It was great to read Jon Rouse’s blogpost ahead of the National Children’s & Adult Social Care conference (commonly referred to as NCASC).
In his blog, the Director General for Social Care, Local Government and Care Partnerships at the Department of Health talks about topics he hopes will be debated alongside the biggies:
High on my wish list would be discussions as to how we improve mental health services for children and young people, challenging whether we are truly changing commissioning practices post-Winterbourne View and seeking to advance the personalisation agenda.
All very good stuff (and not just because all 3 are close to my own heart and work.)
What, though, of those biggies? Perhaps the biggest of the biggies is Integration – so important it is regularly capitalised (cf Internet circa 2001).
SCIE’s research briefing on the factors that promote and hinder joint working and integrated working between health and social care services (pdf) is a fantastic overview of a good portion of the evidence on integration at all levels (such as multi-agency teams, co-located teams, intermediate care and structurally integrated services).
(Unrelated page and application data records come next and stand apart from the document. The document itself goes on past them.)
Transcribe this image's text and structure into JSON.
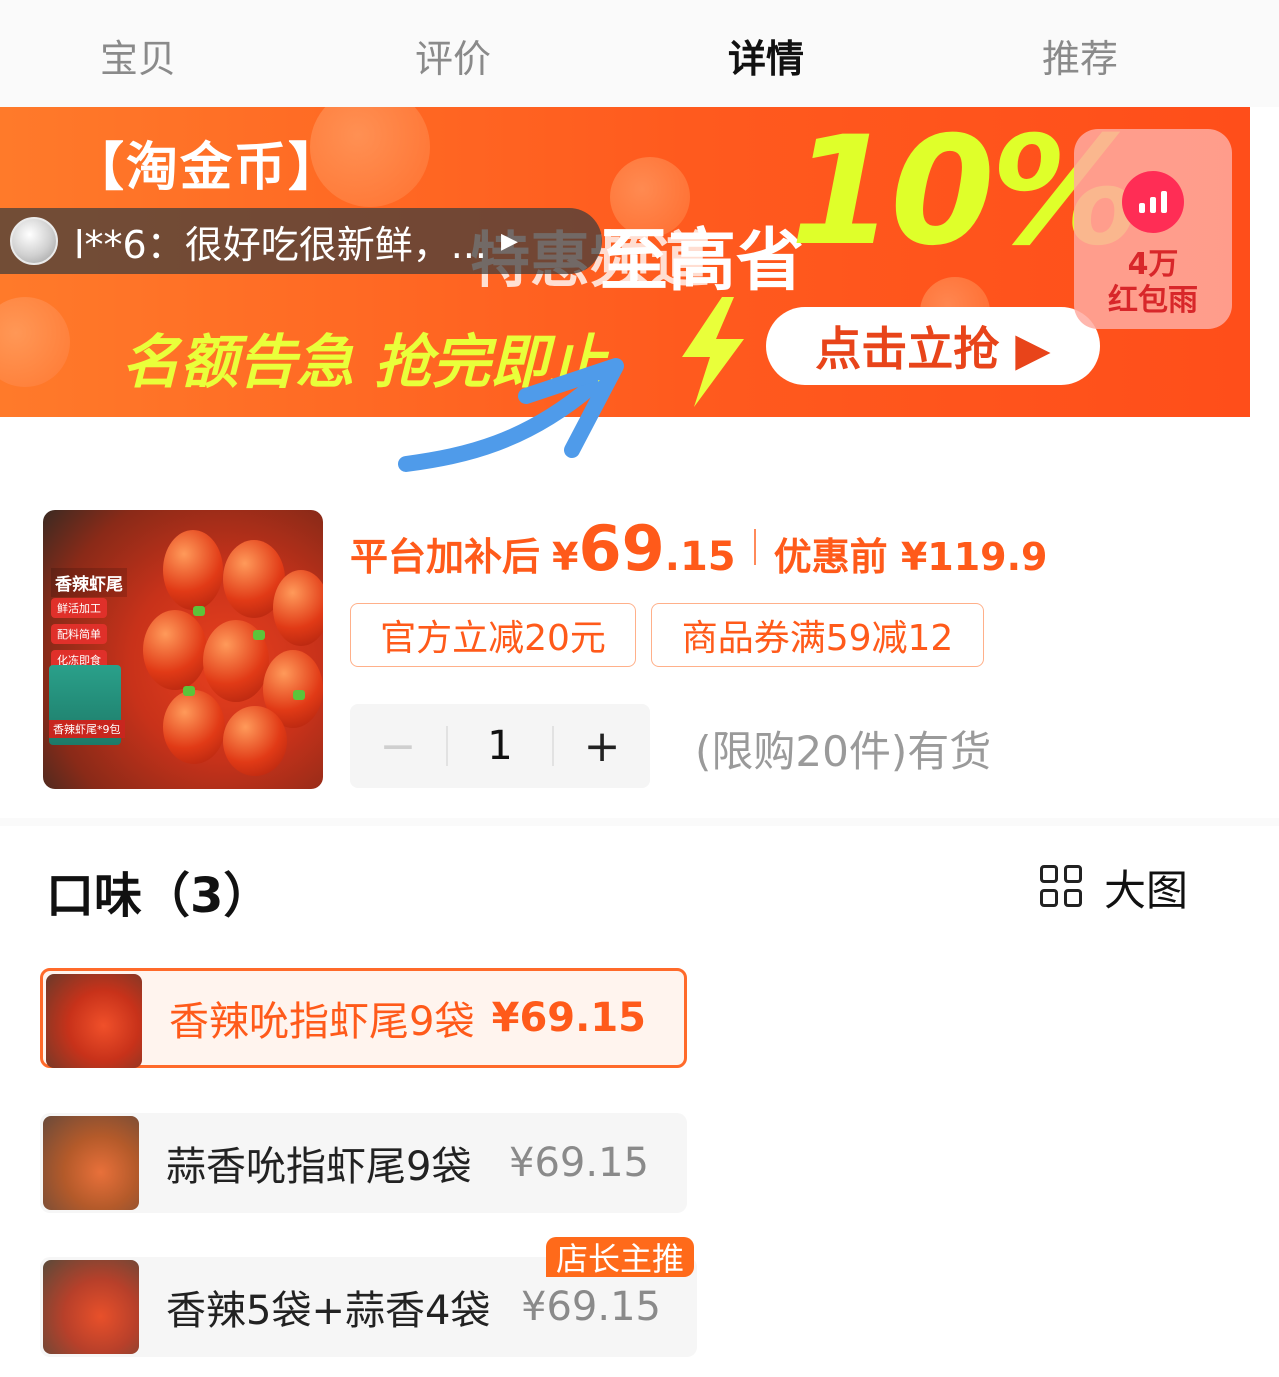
{
  "tabs": [
    "宝贝",
    "评价",
    "详情",
    "推荐"
  ],
  "banner": {
    "title": "【淘金币】",
    "hidden_text": "特惠频道",
    "save_text": "至高省",
    "percent": "10%",
    "urgent": "名额告急 抢完即止",
    "cta": "点击立抢 ▶",
    "review": "l**6：很好吃很新鲜，...",
    "red_rain_line1": "4万",
    "red_rain_line2": "红包雨"
  },
  "product": {
    "thumb_label": "香辣虾尾",
    "thumb_bullets": [
      "鲜活加工",
      "配料简单",
      "化冻即食"
    ],
    "thumb_foot": "香辣虾尾*9包",
    "price_prefix": "平台加补后",
    "price_yen": "¥",
    "price_int": "69",
    "price_dec": ".15",
    "orig_price": "优惠前 ¥119.9",
    "tags": [
      "官方立减20元",
      "商品券满59减12"
    ],
    "qty_minus": "−",
    "qty_value": "1",
    "qty_plus": "+",
    "stock": "(限购20件)有货"
  },
  "flavor": {
    "title": "口味（3）",
    "bigview_label": "大图",
    "options": [
      {
        "name": "香辣吮指虾尾9袋",
        "price": "¥69.15"
      },
      {
        "name": "蒜香吮指虾尾9袋",
        "price": "¥69.15"
      },
      {
        "name": "香辣5袋+蒜香4袋",
        "price": "¥69.15"
      }
    ],
    "badge": "店长主推"
  },
  "colors": {
    "accent": "#ff5a1a",
    "banner": "#ff5a1e",
    "lime": "#dfff2a",
    "annotation_arrow": "#4f9bea"
  },
  "icons": [
    "avatar-icon",
    "play-arrow-icon",
    "bar-chart-icon",
    "lightning-icon",
    "grid-icon"
  ]
}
It’s also realistic. For example, it notes (p6):
Improvements in quality of life, health, wellbeing and coping with everyday living are reported across a number of studies. However, where evaluations are based on a comparative design which assesses different types of joint working, including integrated and non-integrated care, no signiﬁcant differences or only marginal differences were reported.
Similarly, it notes (p8):
Sophisticated analysis of costs across four districts providing community mental health services illuminates the impact of service need – rather than service organisation − on costs… Differences in costs reﬂect case mix, with services targeted at people with severe mental health problems increasing costs by 50 per cent.
The briefing’s discussion on the factors that aid or hinder joint working is excellent. A reasonable amount of the evidence it cites comes from integration in mental health services – which is relatively well advanced – and, to my mind at least, offers pause for thought when it comes to integration.
I say this because there’s a strong argument that integration across health and social care in mental health services – symbolised by Section 75 agreements (see this scintillating Audit Commission report, pdf) – has created an environment which is less conducive to personalisation for people with mental health problems. The numbers of people with a mental health problem who have a Direct Payment is one measure of this. It makes you wonder if hindering integration factors like (1) cultural differences in professional groups; (2) different philosophies of care or treatment; and (3) placing different value on the inclusion of users have contributed to this.
If those hindering factors have contributed to slower progress on personalisation in mental health than for other people, then what might the drive towards Integration across the piece mean for social care in the world that’s currently being created?
The two questions I’ll thus be interested in people’s views on at NCASC are:
- What can we learn from the impact of integration on personalisation in mental health services and on people with mental health problems?
- How can we work to ensure the same doesn’t happen as the biggest biggie show (aka Integration) rolls into town?
If anyone wants to share their thoughts before NCASC, feel free to comment below or tweet me (@rich_w).
(By the way, if I was being cheeky, the third question ahead of NCASC I’d want to ask is: just what the hell is the hashtag for the conference? Despite George’s best efforts I’m still not quite sure! Let’s go with #NCASC13 and see what happens…)